Your assignment: Please retype the records that appear below, exactly and in full.

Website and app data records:
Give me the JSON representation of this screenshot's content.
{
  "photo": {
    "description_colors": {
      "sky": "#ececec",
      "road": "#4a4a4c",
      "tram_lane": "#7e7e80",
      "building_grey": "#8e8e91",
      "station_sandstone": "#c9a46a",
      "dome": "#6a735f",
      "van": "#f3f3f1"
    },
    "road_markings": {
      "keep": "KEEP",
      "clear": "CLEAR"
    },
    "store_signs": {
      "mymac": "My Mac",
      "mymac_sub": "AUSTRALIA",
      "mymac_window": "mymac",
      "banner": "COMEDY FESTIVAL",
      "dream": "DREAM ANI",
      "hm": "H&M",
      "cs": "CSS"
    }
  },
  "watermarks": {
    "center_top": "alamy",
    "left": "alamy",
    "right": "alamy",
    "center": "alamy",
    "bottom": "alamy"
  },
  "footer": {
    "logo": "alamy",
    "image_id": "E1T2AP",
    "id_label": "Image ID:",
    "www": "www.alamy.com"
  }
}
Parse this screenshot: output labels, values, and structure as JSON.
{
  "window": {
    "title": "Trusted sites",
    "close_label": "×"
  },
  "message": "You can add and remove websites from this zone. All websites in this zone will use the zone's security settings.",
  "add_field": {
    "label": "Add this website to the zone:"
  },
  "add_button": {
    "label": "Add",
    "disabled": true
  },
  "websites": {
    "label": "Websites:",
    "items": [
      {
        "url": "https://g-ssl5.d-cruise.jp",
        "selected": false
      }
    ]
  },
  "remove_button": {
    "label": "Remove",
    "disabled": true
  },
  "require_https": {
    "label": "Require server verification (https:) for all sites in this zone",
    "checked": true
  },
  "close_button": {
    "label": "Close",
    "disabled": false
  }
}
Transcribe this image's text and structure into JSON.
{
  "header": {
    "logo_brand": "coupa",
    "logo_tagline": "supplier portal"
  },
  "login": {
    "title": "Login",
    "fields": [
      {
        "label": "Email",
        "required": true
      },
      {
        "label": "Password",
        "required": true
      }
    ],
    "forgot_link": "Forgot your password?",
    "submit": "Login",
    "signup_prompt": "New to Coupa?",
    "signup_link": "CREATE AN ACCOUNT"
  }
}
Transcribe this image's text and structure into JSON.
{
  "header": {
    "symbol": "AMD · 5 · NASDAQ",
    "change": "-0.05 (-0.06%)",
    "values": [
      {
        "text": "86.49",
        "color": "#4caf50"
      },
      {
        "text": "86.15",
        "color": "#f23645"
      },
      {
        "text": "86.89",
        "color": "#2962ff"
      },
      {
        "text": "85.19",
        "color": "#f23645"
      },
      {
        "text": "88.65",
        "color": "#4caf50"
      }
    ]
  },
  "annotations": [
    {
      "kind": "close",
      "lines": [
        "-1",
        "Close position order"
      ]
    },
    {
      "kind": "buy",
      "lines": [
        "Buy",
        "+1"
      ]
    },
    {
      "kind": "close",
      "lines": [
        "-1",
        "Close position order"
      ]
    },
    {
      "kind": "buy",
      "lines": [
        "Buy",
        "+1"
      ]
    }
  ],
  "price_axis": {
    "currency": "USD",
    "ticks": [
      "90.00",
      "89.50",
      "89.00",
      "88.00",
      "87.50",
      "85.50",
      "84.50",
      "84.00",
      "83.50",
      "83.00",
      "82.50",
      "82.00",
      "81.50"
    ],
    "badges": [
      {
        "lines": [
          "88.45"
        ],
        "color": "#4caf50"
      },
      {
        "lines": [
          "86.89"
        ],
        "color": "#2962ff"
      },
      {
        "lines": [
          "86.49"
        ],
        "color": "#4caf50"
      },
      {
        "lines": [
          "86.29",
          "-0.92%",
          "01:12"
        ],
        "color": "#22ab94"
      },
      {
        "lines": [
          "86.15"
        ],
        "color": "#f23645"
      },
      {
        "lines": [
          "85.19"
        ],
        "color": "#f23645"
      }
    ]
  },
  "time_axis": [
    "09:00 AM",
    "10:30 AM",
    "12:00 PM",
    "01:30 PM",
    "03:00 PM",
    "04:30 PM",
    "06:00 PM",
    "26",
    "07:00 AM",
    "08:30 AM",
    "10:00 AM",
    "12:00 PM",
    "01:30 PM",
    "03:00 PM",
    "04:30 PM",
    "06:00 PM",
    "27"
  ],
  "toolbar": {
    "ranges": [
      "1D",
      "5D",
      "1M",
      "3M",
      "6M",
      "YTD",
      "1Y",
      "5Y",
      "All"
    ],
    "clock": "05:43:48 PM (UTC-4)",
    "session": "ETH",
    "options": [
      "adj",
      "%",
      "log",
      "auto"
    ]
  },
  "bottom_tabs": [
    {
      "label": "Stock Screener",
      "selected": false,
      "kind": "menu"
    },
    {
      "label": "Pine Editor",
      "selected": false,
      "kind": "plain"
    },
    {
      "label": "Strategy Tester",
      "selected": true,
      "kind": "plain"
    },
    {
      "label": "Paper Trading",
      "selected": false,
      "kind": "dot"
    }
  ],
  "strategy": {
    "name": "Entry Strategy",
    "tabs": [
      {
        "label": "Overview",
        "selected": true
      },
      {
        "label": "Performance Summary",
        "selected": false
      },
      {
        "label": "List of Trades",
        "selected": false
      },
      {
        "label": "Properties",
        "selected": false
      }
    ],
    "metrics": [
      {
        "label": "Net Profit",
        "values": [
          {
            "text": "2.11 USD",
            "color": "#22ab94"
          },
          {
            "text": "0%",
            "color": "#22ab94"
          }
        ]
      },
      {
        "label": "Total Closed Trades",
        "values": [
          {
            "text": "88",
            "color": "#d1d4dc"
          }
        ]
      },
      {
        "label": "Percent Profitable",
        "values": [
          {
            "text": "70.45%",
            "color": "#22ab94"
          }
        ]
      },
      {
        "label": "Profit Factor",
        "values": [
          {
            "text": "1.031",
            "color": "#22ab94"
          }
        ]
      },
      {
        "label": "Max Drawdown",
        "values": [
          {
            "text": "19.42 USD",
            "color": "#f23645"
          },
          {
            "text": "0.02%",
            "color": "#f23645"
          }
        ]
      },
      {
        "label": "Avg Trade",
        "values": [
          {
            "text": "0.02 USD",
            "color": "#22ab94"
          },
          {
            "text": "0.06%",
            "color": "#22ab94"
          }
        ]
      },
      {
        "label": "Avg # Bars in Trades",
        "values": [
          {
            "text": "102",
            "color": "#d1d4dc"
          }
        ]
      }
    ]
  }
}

Exercise output:
Give me the JSON representation of this screenshot's content.
{
  "photo": {
    "description_colors": {
      "sky": "#ececec",
      "road": "#4a4a4c",
      "tram_lane": "#7e7e80",
      "building_grey": "#8e8e91",
      "station_sandstone": "#c9a46a",
      "dome": "#6a735f",
      "van": "#f3f3f1"
    },
    "road_markings": {
      "keep": "KEEP",
      "clear": "CLEAR"
    },
    "store_signs": {
      "mymac": "My Mac",
      "mymac_sub": "AUSTRALIA",
      "mymac_window": "mymac",
      "banner": "COMEDY FESTIVAL",
      "dream": "DREAM ANI",
      "hm": "H&M",
      "cs": "CSS"
    }
  },
  "watermarks": {
    "center_top": "alamy",
    "left": "alamy",
    "right": "alamy",
    "center": "alamy",
    "bottom": "alamy"
  },
  "footer": {
    "logo": "alamy",
    "image_id": "E1T2AP",
    "id_label": "Image ID:",
    "www": "www.alamy.com"
  }
}
Parse this screenshot: output labels, values, and structure as JSON.
{
  "window": {
    "title": "Trusted sites",
    "close_label": "×"
  },
  "message": "You can add and remove websites from this zone. All websites in this zone will use the zone's security settings.",
  "add_field": {
    "label": "Add this website to the zone:"
  },
  "add_button": {
    "label": "Add",
    "disabled": true
  },
  "websites": {
    "label": "Websites:",
    "items": [
      {
        "url": "https://g-ssl5.d-cruise.jp",
        "selected": false
      }
    ]
  },
  "remove_button": {
    "label": "Remove",
    "disabled": true
  },
  "require_https": {
    "label": "Require server verification (https:) for all sites in this zone",
    "checked": true
  },
  "close_button": {
    "label": "Close",
    "disabled": false
  }
}
Transcribe this image's text and structure into JSON.
{
  "header": {
    "logo_brand": "coupa",
    "logo_tagline": "supplier portal"
  },
  "login": {
    "title": "Login",
    "fields": [
      {
        "label": "Email",
        "required": true
      },
      {
        "label": "Password",
        "required": true
      }
    ],
    "forgot_link": "Forgot your password?",
    "submit": "Login",
    "signup_prompt": "New to Coupa?",
    "signup_link": "CREATE AN ACCOUNT"
  }
}
Transcribe this image's text and structure into JSON.
{
  "header": {
    "symbol": "AMD · 5 · NASDAQ",
    "change": "-0.05 (-0.06%)",
    "values": [
      {
        "text": "86.49",
        "color": "#4caf50"
      },
      {
        "text": "86.15",
        "color": "#f23645"
      },
      {
        "text": "86.89",
        "color": "#2962ff"
      },
      {
        "text": "85.19",
        "color": "#f23645"
      },
      {
        "text": "88.65",
        "color": "#4caf50"
      }
    ]
  },
  "annotations": [
    {
      "kind": "close",
      "lines": [
        "-1",
        "Close position order"
      ]
    },
    {
      "kind": "buy",
      "lines": [
        "Buy",
        "+1"
      ]
    },
    {
      "kind": "close",
      "lines": [
        "-1",
        "Close position order"
      ]
    },
    {
      "kind": "buy",
      "lines": [
        "Buy",
        "+1"
      ]
    }
  ],
  "price_axis": {
    "currency": "USD",
    "ticks": [
      "90.00",
      "89.50",
      "89.00",
      "88.00",
      "87.50",
      "85.50",
      "84.50",
      "84.00",
      "83.50",
      "83.00",
      "82.50",
      "82.00",
      "81.50"
    ],
    "badges": [
      {
        "lines": [
          "88.45"
        ],
        "color": "#4caf50"
      },
      {
        "lines": [
          "86.89"
        ],
        "color": "#2962ff"
      },
      {
        "lines": [
          "86.49"
        ],
        "color": "#4caf50"
      },
      {
        "lines": [
          "86.29",
          "-0.92%",
          "01:12"
        ],
        "color": "#22ab94"
      },
      {
        "lines": [
          "86.15"
        ],
        "color": "#f23645"
      },
      {
        "lines": [
          "85.19"
        ],
        "color": "#f23645"
      }
    ]
  },
  "time_axis": [
    "09:00 AM",
    "10:30 AM",
    "12:00 PM",
    "01:30 PM",
    "03:00 PM",
    "04:30 PM",
    "06:00 PM",
    "26",
    "07:00 AM",
    "08:30 AM",
    "10:00 AM",
    "12:00 PM",
    "01:30 PM",
    "03:00 PM",
    "04:30 PM",
    "06:00 PM",
    "27"
  ],
  "toolbar": {
    "ranges": [
      "1D",
      "5D",
      "1M",
      "3M",
      "6M",
      "YTD",
      "1Y",
      "5Y",
      "All"
    ],
    "clock": "05:43:48 PM (UTC-4)",
    "session": "ETH",
    "options": [
      "adj",
      "%",
      "log",
      "auto"
    ]
  },
  "bottom_tabs": [
    {
      "label": "Stock Screener",
      "selected": false,
      "kind": "menu"
    },
    {
      "label": "Pine Editor",
      "selected": false,
      "kind": "plain"
    },
    {
      "label": "Strategy Tester",
      "selected": true,
      "kind": "plain"
    },
    {
      "label": "Paper Trading",
      "selected": false,
      "kind": "dot"
    }
  ],
  "strategy": {
    "name": "Entry Strategy",
    "tabs": [
      {
        "label": "Overview",
        "selected": true
      },
      {
        "label": "Performance Summary",
        "selected": false
      },
      {
        "label": "List of Trades",
        "selected": false
      },
      {
        "label": "Properties",
        "selected": false
      }
    ],
    "metrics": [
      {
        "label": "Net Profit",
        "values": [
          {
            "text": "2.11 USD",
            "color": "#22ab94"
          },
          {
            "text": "0%",
            "color": "#22ab94"
          }
        ]
      },
      {
        "label": "Total Closed Trades",
        "values": [
          {
            "text": "88",
            "color": "#d1d4dc"
          }
        ]
      },
      {
        "label": "Percent Profitable",
        "values": [
          {
            "text": "70.45%",
            "color": "#22ab94"
          }
        ]
      },
      {
        "label": "Profit Factor",
        "values": [
          {
            "text": "1.031",
            "color": "#22ab94"
          }
        ]
      },
      {
        "label": "Max Drawdown",
        "values": [
          {
            "text": "19.42 USD",
            "color": "#f23645"
          },
          {
            "text": "0.02%",
            "color": "#f23645"
          }
        ]
      },
      {
        "label": "Avg Trade",
        "values": [
          {
            "text": "0.02 USD",
            "color": "#22ab94"
          },
          {
            "text": "0.06%",
            "color": "#22ab94"
          }
        ]
      },
      {
        "label": "Avg # Bars in Trades",
        "values": [
          {
            "text": "102",
            "color": "#d1d4dc"
          }
        ]
      }
    ]
  }
}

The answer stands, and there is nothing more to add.